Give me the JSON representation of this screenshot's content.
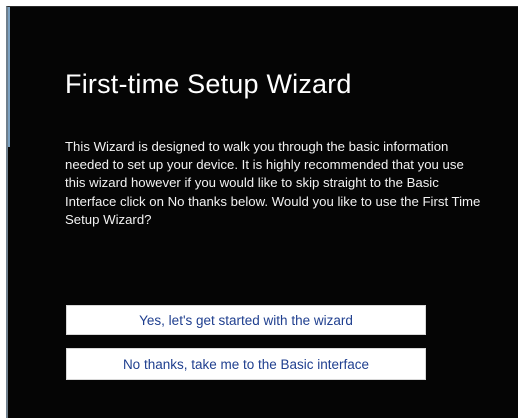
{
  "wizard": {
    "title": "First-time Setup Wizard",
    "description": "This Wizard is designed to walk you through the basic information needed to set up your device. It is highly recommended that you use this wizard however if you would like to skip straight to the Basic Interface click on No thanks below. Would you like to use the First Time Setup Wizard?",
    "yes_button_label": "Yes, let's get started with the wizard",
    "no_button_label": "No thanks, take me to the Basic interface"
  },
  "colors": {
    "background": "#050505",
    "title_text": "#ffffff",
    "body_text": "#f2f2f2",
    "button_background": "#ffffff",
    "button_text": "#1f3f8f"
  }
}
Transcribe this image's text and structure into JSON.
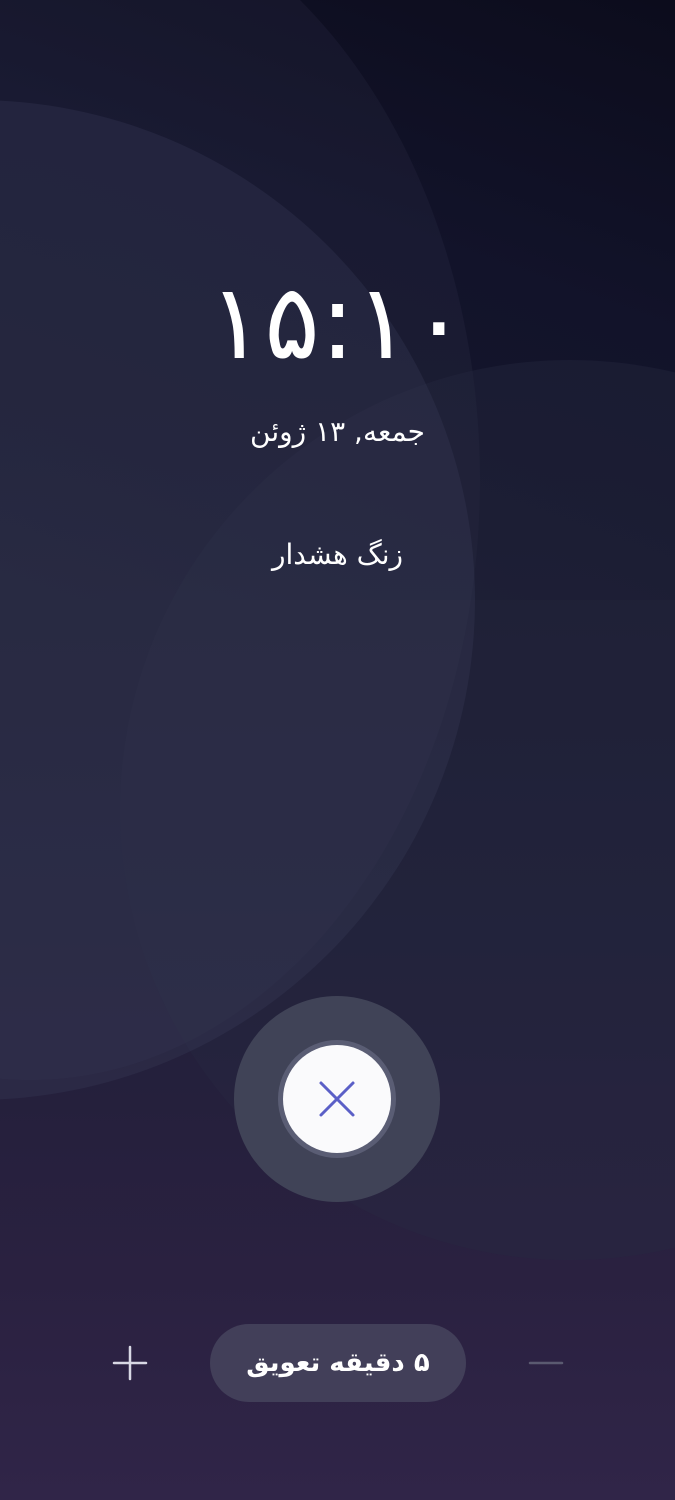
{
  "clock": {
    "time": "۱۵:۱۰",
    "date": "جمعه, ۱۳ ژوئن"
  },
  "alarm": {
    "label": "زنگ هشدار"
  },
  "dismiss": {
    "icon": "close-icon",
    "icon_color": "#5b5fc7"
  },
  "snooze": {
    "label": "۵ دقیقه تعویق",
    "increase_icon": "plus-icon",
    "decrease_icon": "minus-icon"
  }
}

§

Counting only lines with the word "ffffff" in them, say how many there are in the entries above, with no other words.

**RESULT**:
2